Literary scholar Germaine Warkentin’s edited anthology Stories from Ontario (Macmillan of Canada, 1974). I’m an admirer of Warkentin’s work and bought this book not only for the stories but for her introduction.
David McFadden’s The Great Canadian Sonnet (compleat in one volume) (illustrated by Greg Curnoe; Coach House, 2001). I have no idea what to make of this book, but then I never know what to make of McFadden’s work. It isn’t a sonnet, of course. It measures approximately three by four inches square and is about half as thick. The version I have is a single-volume reissue of the original Sonnet, which appeared in various guises, most notably as a recreation of the ‘little big books’ once marketed to children. Poison my mind, McFadden; go ahead. I’ll like it — I’m a Canadian, after all.
The League of Canadian Poets’ membership catalogue (second edition, 1980). Although bound as a book, this is an interesting piece of Canadian literary ephemera. I bought it because it lists the published works of members, including many who have since died and whose work is not only long out of print, it is nearly lost to memory. I had no idea, for example, that Toronto poet Ted Plantos had published so extensively in the 1970s, mainly because the little presses he wrote for vanished decades ago.
Margaret Gibson’s Considering Her Condition (Gage, 1978). A follow-up to Gibson’s award-winning The Butterfly Ward only, this time, about the madness of pregnancy rather than merely madness itself.
Judith Fitzgerald’s Ultimate Midnight (Black Moss Press, 1992), a book I expect to find interesting in the same way as I find Gibson (and Firtzgerald’s) other work.
Mary Tilberg’s The Moon Knows No Boundary (Guernica, 2004). Poems about exile and displacement.
Olive Senior’s Gardening in the Tropics (McClelland & Stewart, 1994), mainly because someone recommended her post-colonial poetry recently and I was surprised never to have read a complete collection of her work.
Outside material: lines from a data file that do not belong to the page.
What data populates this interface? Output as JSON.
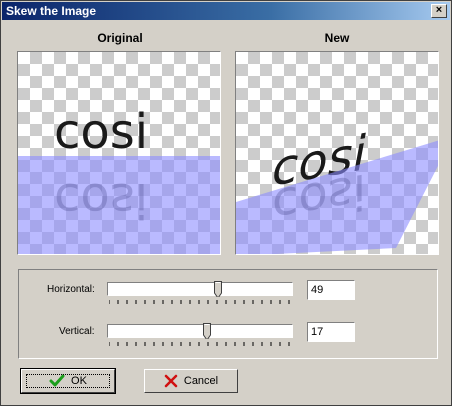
{
  "dialog": {
    "title": "Skew the Image",
    "close_glyph": "×"
  },
  "preview": {
    "original_label": "Original",
    "new_label": "New",
    "sample_text": "cosi",
    "overlay_color": "#8c8cff"
  },
  "controls": {
    "horizontal": {
      "label": "Horizontal:",
      "value": "49"
    },
    "vertical": {
      "label": "Vertical:",
      "value": "17"
    }
  },
  "buttons": {
    "ok_label": "OK",
    "cancel_label": "Cancel",
    "ok_icon": "checkmark-icon",
    "cancel_icon": "red-x-icon"
  }
}
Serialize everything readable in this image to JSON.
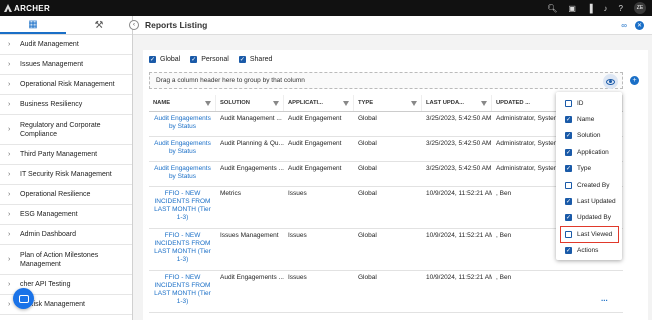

Also of interest because, as a Toronto writer of Jamaican heritage, her work is likely to differ from the Trinidadian-originating Toronto writers I usually read.
Zsuzsi Gartner’s All the Anxious Girls on Earth (Key Porter, 1999). Because it’s Zsuzsi Gartner.
And finally, The Way We Drive: Toronto’s Love Affair with the Automobile in Stories and Photographs (by Bill Sherk; Boston Mills Press, 1993). If this book were to be reissued today it would probably feature on its cover a photograph of a car with a cyclist trussed to the front fender.
Not bad, eh? The damage: a total of $16.50 (half price day, although the prices were low to begin with).